Therein lies part of the problem; public perception is that the conflict over land is a conflict between two equal and opposing forces. This perception is so far from the truth. I do not follow any organised religion, I do however believe strongly in a great spirit, a creative energy that connects all beings and things… So this is not a religious discussion for me. What I want to share is observations and information from my visit, of people. First and foremost people of the earth, not of religions or races or cultures…. These are my perceptions of the dynamics of power, and the impacts on lives of women, children and men.
There was an agreement of a ‘green line’ – a division of land that was agreed upon (sorry can’t remember when). In Israel and the Palestinian Territories a very large concrete wall is partly erected and in the process of being erected. See some photos of this below… Reminiscent of the Berlin Wall. The obscene reality is that the agreed upon green line for the wall is not being adhered to much at all. The Israelis are pushing out the wall to claim more land, all the fertile land owned by Palestinian families is being cut off from owners; families land/income and livelihood and people cut off from medical services.
The pushing of the wall is reducing every opportunity for the Palestinian population to maintain any self sustainability or independence. There is a definite systematic reduction of choice, opportunity and self rule for the Palestinian people. I really loved the examples that Christos shared earlier so I won’t repeat them…

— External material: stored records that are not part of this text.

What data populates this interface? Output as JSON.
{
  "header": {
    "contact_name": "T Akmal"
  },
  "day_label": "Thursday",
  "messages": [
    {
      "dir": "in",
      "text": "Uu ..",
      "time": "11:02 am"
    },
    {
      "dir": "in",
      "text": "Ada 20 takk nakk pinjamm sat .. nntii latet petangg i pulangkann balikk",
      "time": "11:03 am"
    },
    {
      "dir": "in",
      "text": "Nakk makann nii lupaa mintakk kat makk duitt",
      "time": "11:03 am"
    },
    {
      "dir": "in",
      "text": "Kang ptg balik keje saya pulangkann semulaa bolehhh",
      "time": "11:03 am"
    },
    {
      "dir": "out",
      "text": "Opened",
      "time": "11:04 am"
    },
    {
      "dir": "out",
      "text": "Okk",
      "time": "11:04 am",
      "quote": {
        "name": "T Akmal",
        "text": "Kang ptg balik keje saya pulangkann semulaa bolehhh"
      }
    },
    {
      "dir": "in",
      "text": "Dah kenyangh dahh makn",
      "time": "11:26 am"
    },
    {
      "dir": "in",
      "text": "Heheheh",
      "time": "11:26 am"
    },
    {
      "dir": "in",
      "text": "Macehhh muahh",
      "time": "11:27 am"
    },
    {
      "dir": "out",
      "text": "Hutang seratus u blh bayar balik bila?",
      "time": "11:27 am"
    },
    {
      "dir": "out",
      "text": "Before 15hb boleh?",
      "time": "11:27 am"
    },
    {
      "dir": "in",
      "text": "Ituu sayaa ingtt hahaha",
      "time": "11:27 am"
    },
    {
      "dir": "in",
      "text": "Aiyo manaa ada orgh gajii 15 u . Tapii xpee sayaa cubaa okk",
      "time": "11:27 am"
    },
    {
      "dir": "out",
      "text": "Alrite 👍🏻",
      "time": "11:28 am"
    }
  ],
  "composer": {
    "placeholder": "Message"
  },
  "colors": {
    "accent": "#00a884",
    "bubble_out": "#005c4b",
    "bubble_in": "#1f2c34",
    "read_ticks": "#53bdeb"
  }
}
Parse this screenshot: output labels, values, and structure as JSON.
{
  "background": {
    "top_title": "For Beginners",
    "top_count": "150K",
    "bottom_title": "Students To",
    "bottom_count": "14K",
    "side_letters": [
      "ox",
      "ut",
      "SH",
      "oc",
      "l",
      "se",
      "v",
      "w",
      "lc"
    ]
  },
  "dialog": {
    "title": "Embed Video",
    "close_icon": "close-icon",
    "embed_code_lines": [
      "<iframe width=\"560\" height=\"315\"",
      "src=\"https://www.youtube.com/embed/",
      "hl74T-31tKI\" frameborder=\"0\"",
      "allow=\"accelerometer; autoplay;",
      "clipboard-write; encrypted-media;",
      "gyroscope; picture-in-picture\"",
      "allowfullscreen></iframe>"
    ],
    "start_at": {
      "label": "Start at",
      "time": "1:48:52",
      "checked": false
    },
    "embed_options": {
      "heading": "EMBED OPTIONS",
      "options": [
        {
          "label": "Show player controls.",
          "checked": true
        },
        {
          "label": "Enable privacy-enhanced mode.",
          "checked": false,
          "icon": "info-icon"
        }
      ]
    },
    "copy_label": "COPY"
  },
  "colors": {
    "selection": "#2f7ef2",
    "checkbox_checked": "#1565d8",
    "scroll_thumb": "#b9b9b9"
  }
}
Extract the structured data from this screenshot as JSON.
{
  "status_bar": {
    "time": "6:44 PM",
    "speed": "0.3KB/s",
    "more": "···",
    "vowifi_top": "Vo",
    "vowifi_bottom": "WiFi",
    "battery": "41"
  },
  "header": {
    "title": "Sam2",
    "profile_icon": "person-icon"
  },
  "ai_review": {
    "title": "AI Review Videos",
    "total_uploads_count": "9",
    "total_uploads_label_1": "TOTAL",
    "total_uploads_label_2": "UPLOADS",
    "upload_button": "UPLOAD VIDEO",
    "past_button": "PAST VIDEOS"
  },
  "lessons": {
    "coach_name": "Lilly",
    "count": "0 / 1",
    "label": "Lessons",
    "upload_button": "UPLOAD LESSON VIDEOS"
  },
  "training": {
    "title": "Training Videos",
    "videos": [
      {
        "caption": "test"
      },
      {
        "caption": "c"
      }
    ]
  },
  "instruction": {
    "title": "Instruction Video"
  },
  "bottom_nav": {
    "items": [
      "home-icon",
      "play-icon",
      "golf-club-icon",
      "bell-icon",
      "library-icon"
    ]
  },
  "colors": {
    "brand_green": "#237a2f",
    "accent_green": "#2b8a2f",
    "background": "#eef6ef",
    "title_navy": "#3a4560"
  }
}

I do want to add one… Of a family in the West Bank…. They had productive farm land that the Israelis built the wall right next to. I can’t remember the details however I think the documentary we saw showed 3 times over several years, the ripping out of trees and crops that the Palestinians planted and lived off the income of, claiming more and more ‘no mans’ land each time…
So instead of more stories, please think of this tree below. I happened to glance at it as we ate our sandwiches in a busy square after visiting Christ’s birthplace in Bethlehem. Look at the inscription.
I pray for humanity and the earth. May insight and wisdom in the form of respect and tolerance of diversity spread it’s peace very very soon…
Now on a more personal level… We stayed with friends Carolyn and Martin from Melbourne. Yiayia asked one day, how we all knew each other. As Caro and I spoke we realised the multiple levels of family connections. Caro and my parents knew each other, I went to kinder around the corner from them, we went to the same school although a year apart, we were at uni and in a political team together elected to the student union, our grandmas knew each other, and then there is the Martin connection; he was one of my cousin’s best mates at uni – my cousin Michael lived with us, so I first knew Martin by his nickname ‘Chook’ – Michael’s wife Wendy’s sister is actually married to Caro’s first cousin…. So the connections are multifaceted and meant to be.
We holidayed with these guys when they were working in Kosovo. We were visiting Greece and both our families made wild journeys across the borders to meet in Ochrid, Macedonia. That was a tale of epic juggling of young kids, Carolyn putting on a memorable ballet performance in an ancient Amphitheatre-like ruin, and parents that were determined to explore.
Thank you Carolyn and Martin. What you have given of your hearts and souls to us on this trip and to the displaced and threatened people of this world through your work is astounding. Your children are remarkable, their personalities, and knowledge and love is palpable… We can’t wait until you return to Australia and when you venture abroad for work again, we will meet with you again for more family holidays.
By Mama Miliking